This article will begin a series on best practices in setting up and managing your inventory and your warehouse. You don’t have to be a big business to use technology to improve your inventory management processes. In fact, if you are a smaller company it’s that much more important that you control even minor costs. A well-designed inventory control system will save you money, improve customer service and reduce stress for your manufacturing and warehouse personnel.
Inventory management software, especially one that uses barcode technology, is a key tool to the success of controlling your inventory – but it isn’t the first step. Before installing any software or other technology products, it’s important to have a well-designed warehouse and a process of moving inventory in and out of the warehouse that works smoothly.
Choose a leader for this project – someone who understands the multiple departments and uses of your inventory. If you’re a small company, one person may be enough. If you’re larger, form a committee from different departments – it will not only produce a better plan but when people are involved in planning there is more overall buy-in.
There are companies that specialize in laying out efficient warehouses – it can be a complex planning process. Unless you have literally thousands of items and need some advanced warehouse management processes, the best way to lay out your warehouse, is by using common sense.
- Group the fast-moving items together and toward the front of the warehouse for easier access.
- Decide if you want to store in order of part number or if the size of your items is too variable for that – but in any case use a logical layout.
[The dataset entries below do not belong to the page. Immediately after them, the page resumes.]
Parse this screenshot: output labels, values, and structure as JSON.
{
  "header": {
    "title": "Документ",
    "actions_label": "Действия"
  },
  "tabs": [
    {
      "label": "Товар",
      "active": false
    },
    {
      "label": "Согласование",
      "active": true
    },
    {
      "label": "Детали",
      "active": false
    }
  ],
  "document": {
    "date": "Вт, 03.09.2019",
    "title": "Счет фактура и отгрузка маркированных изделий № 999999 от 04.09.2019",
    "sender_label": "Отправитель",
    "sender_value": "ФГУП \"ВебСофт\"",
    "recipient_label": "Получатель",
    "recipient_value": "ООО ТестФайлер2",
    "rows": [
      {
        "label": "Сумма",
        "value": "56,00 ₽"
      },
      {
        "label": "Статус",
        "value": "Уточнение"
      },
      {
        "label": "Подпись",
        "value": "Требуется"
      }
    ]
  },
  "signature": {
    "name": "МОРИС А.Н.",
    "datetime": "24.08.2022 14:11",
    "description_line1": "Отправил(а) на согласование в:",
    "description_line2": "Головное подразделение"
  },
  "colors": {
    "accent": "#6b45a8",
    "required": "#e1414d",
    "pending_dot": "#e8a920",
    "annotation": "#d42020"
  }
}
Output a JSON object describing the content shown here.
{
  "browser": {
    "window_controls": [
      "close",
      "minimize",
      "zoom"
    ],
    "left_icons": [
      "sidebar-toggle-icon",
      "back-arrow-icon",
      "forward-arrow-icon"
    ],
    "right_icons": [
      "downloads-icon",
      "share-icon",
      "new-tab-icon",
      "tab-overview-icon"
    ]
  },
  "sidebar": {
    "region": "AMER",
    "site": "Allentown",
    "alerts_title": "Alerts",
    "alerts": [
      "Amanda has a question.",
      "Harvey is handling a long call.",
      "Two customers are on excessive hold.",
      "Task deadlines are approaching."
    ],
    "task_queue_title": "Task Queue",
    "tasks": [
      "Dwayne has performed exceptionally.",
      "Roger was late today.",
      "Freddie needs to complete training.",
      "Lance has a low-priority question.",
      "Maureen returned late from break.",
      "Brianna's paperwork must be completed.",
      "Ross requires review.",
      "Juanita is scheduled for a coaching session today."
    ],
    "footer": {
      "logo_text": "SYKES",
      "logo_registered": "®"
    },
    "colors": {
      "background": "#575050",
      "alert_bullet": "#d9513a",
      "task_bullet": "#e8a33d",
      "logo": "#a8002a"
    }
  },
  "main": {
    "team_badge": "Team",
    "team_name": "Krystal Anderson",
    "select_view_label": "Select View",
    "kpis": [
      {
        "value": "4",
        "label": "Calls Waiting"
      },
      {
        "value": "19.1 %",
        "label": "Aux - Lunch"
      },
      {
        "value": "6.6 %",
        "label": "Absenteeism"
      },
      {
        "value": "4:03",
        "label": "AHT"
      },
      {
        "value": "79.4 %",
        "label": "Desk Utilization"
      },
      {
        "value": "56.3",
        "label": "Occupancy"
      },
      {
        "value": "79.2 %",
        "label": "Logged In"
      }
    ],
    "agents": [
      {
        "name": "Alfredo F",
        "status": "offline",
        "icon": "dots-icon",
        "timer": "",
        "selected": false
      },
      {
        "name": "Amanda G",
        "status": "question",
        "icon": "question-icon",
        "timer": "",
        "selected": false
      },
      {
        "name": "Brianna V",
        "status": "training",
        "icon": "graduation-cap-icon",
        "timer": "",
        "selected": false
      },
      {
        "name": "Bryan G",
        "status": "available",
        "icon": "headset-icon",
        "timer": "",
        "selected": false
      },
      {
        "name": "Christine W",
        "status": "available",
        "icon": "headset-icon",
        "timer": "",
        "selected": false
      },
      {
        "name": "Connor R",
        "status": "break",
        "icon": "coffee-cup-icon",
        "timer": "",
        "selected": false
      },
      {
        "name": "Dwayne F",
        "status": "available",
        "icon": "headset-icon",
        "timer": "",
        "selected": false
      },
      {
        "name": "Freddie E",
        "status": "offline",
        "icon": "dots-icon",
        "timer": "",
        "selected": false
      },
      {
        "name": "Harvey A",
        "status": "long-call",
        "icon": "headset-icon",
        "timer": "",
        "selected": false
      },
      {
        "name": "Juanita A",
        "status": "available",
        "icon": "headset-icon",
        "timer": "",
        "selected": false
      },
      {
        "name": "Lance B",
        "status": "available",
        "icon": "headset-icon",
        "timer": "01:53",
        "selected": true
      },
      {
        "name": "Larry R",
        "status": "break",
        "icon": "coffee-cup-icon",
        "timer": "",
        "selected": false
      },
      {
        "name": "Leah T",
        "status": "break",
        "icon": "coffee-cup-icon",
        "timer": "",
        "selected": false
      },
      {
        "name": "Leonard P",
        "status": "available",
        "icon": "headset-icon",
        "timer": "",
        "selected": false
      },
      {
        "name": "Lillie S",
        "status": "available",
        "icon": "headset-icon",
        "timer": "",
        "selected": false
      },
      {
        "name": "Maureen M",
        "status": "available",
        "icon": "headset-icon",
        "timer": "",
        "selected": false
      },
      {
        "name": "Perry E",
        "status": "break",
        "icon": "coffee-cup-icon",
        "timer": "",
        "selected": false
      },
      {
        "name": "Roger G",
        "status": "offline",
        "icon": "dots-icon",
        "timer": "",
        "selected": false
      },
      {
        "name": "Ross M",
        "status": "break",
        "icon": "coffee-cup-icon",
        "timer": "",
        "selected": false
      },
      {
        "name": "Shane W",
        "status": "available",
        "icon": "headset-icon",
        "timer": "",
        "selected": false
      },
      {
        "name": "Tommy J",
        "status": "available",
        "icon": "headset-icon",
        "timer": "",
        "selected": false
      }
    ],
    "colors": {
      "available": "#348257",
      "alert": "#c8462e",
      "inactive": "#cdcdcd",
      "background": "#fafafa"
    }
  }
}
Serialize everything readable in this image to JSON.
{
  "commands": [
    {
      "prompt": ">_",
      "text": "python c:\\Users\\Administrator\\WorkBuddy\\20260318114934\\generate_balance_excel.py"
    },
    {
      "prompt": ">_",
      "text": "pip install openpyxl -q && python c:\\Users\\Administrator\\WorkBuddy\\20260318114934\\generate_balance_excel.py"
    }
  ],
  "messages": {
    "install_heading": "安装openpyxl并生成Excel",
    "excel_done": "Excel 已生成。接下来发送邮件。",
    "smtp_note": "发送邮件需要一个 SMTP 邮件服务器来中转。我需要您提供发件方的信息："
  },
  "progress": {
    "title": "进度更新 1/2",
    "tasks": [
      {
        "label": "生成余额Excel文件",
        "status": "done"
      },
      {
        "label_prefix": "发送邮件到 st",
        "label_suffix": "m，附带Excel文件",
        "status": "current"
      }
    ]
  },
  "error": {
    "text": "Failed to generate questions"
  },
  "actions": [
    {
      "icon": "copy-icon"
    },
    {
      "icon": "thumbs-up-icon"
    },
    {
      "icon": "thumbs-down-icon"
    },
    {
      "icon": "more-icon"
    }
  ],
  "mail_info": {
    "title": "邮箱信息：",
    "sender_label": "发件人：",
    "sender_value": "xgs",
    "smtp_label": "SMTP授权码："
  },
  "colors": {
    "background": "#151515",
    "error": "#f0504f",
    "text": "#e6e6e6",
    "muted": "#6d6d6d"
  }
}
Put groups of like items together, for example. You want it to be intuitive for your warehouse workers.
- Are you using shelving? Leave room for new part numbers or excess inventory – and/or figure out where you can put overages if the shelves are full.
- Are some of the items in large boxes or too large individually for shelving? Designating a floor “location” is often the best choice. The location can be up against a wall or taped off in the middle of the warehouse.
- Determine a numbering scheme for your locations. (Example: Section A, Shelf 1 = Location A1)
- Are the inventory items going to be boxed or bagged? If they are not, you will need bins for the smaller items. Some companies ask their vendors to package smaller items in specific quantities for easier picking. If you always use the item in quantities of 10, get them pre-packaged that way.
The next article will discuss Labeling your Warehouse.